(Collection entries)
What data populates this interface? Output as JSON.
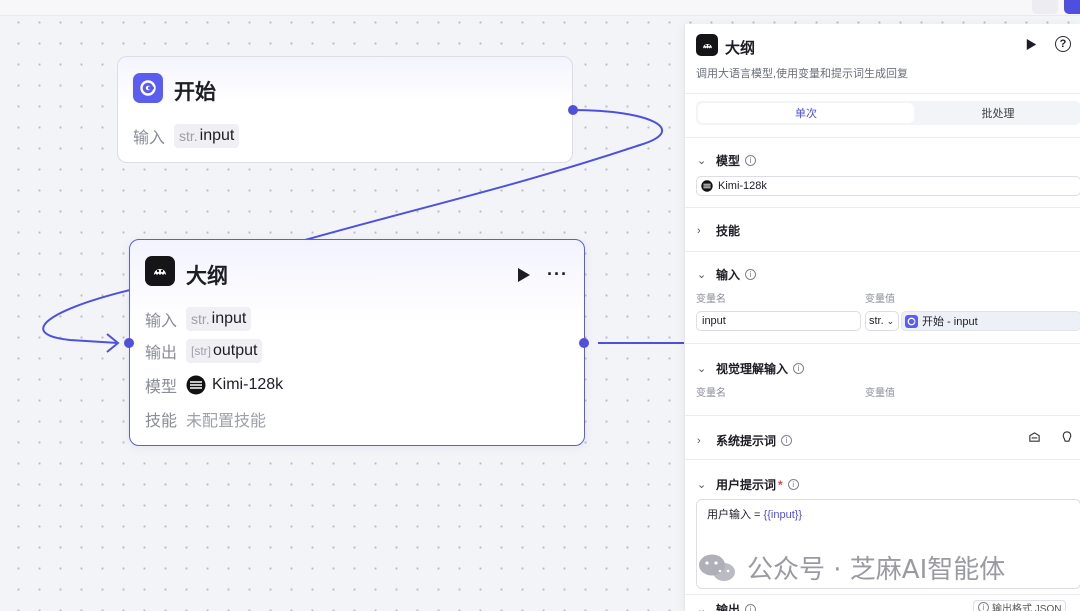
{
  "canvas": {
    "start_node": {
      "title": "开始",
      "input_label": "输入",
      "input_type": "str.",
      "input_name": "input"
    },
    "outline_node": {
      "title": "大纲",
      "input_label": "输入",
      "input_type": "str.",
      "input_name": "input",
      "output_label": "输出",
      "output_type": "[str]",
      "output_name": "output",
      "model_label": "模型",
      "model_value": "Kimi-128k",
      "skill_label": "技能",
      "skill_value": "未配置技能",
      "more_label": "···"
    },
    "accent_color": "#4f50dc"
  },
  "panel": {
    "title": "大纲",
    "description": "调用大语言模型,使用变量和提示词生成回复",
    "tabs": [
      {
        "label": "单次",
        "active": true
      },
      {
        "label": "批处理",
        "active": false
      }
    ],
    "model_section": {
      "label": "模型",
      "value": "Kimi-128k"
    },
    "skills_section": {
      "label": "技能"
    },
    "input_section": {
      "label": "输入",
      "col_name": "变量名",
      "col_value": "变量值",
      "var_name": "input",
      "var_type": "str.",
      "ref_value": "开始 - input"
    },
    "vision_section": {
      "label": "视觉理解输入",
      "col_name": "变量名",
      "col_value": "变量值"
    },
    "system_prompt_section": {
      "label": "系统提示词"
    },
    "user_prompt_section": {
      "label": "用户提示词",
      "required_mark": "*",
      "prompt_text": "用户输入 = ",
      "prompt_var": "{{input}}"
    },
    "output_section": {
      "label": "输出",
      "format_label": "输出格式 JSON"
    }
  },
  "watermark": {
    "text": "公众号 · 芝麻AI智能体"
  }
}
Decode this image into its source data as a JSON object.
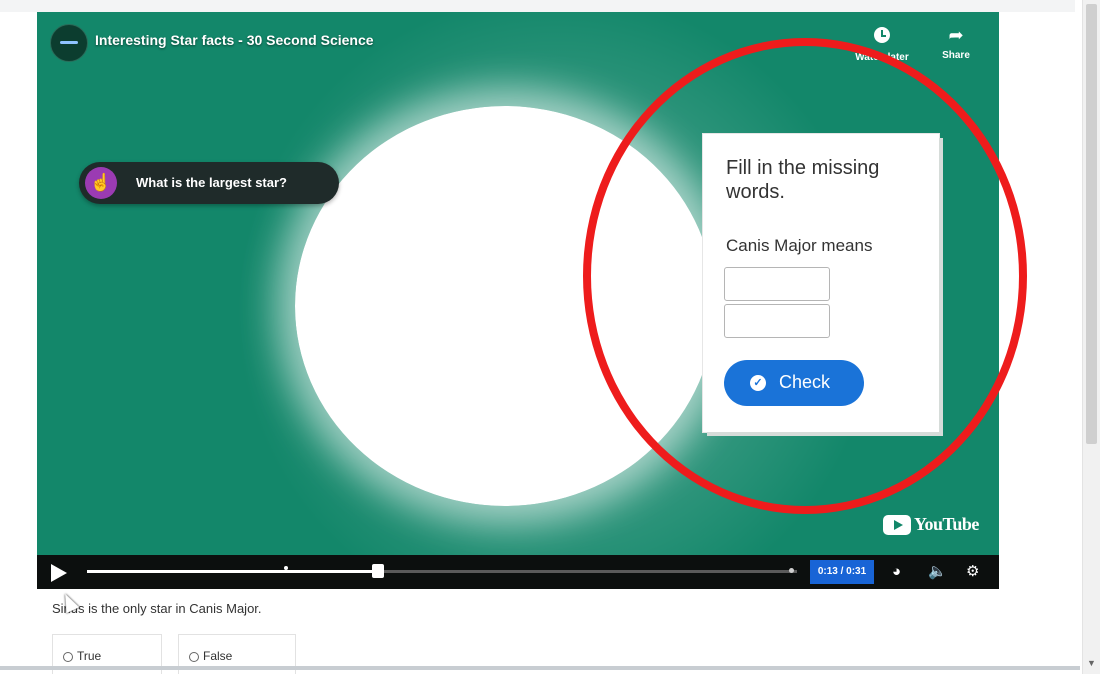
{
  "video": {
    "title": "Interesting Star facts - 30 Second Science",
    "watch_later_label": "Watch later",
    "share_label": "Share",
    "youtube_label": "YouTube",
    "time": "0:13 / 0:31",
    "progress_fraction": 0.41,
    "marker_fraction": 0.28
  },
  "hotspot": {
    "text": "What is the largest star?"
  },
  "fill_in_blanks": {
    "title": "Fill in the missing words.",
    "question": "Canis Major means",
    "blank_1_value": "",
    "blank_2_value": "",
    "check_label": "Check"
  },
  "true_false": {
    "statement": "Sirius is the only star in Canis Major.",
    "option_true": "True",
    "option_false": "False"
  },
  "colors": {
    "player_background": "#13876a",
    "check_button": "#1a73d8",
    "annotation": "#ee1c1c",
    "hotspot_icon": "#9b3bb3"
  },
  "icons": [
    "channel-avatar",
    "clock-icon",
    "share-icon",
    "pointer-hand-icon",
    "checkmark-icon",
    "youtube-logo",
    "play-icon",
    "speed-icon",
    "volume-icon",
    "settings-icon",
    "cursor-icon"
  ]
}
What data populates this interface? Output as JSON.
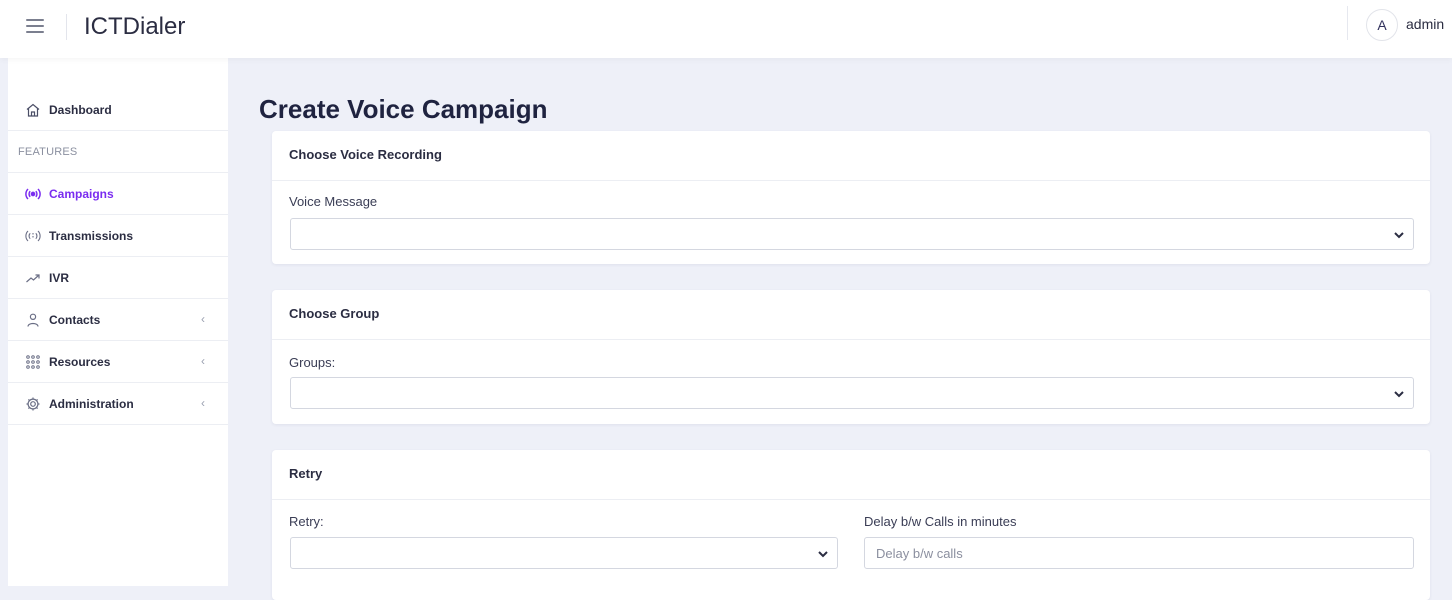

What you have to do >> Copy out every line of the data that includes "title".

Written reply >>
      "title": "开始",
      "title": "大纲",
    "title": "大纲",
    "title": "Interesting Star facts - 30 Second Science",
    "title": "Fill in the missing words.",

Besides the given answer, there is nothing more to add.